[What to produce]:
Look through the material below and return every line that contains "Spyware".

------------------------------

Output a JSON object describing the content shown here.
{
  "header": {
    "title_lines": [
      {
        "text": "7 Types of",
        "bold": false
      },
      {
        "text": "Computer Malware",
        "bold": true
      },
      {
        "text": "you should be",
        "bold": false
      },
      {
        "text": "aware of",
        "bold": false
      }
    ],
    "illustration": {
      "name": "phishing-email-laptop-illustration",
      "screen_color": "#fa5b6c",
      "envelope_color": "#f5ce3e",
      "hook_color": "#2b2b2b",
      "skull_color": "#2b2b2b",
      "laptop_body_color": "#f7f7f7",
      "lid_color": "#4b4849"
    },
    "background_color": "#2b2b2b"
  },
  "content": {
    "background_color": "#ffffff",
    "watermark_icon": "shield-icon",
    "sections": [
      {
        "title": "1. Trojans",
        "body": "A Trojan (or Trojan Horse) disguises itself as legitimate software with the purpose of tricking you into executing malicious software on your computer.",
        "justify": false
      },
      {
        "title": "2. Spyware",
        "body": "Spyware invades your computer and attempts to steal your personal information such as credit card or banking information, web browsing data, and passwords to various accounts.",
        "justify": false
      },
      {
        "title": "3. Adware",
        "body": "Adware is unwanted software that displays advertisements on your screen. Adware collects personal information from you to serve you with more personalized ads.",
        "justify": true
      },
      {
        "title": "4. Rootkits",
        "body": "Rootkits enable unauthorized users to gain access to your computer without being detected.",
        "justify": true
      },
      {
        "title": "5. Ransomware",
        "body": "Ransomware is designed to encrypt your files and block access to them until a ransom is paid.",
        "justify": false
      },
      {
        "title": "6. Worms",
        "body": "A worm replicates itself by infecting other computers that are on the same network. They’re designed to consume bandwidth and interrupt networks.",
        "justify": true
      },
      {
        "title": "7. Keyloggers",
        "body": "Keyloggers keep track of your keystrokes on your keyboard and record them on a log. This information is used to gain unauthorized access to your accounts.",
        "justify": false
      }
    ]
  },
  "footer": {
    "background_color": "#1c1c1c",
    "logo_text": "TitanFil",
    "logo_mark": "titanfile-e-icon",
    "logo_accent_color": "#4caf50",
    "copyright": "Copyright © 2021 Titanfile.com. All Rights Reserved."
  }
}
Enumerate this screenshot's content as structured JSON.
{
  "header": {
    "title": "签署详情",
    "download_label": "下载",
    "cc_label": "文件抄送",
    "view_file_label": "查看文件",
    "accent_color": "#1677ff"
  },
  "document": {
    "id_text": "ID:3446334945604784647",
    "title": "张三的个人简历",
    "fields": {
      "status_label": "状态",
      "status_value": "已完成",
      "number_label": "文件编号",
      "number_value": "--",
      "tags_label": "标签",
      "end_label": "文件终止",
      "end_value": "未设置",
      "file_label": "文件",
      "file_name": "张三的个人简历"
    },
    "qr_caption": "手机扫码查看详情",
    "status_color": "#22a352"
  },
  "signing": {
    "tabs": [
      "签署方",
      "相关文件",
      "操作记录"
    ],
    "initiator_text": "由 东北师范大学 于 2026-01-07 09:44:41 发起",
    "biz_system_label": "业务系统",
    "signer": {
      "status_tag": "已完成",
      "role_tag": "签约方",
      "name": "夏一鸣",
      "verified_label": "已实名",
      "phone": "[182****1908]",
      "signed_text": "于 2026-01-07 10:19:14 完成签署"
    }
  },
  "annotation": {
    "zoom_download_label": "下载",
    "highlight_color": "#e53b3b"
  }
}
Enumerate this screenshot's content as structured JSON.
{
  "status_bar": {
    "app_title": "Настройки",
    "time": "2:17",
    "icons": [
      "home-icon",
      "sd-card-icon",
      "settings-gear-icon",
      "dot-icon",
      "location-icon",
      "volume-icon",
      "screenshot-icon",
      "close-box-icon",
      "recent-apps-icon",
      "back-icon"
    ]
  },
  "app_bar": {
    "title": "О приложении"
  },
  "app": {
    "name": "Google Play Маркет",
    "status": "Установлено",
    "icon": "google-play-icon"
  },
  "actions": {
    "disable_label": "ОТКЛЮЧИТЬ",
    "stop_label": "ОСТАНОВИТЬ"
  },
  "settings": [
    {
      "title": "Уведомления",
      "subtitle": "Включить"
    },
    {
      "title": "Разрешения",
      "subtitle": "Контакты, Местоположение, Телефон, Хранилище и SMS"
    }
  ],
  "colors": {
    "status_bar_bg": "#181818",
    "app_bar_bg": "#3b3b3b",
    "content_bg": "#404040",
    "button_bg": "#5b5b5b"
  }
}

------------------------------

[Response below]:
        "title": "2. Spyware",
        "body": "Spyware invades your computer and attempts to steal your personal information such as credit card or banking information, web browsing data, and passwords to various accounts.",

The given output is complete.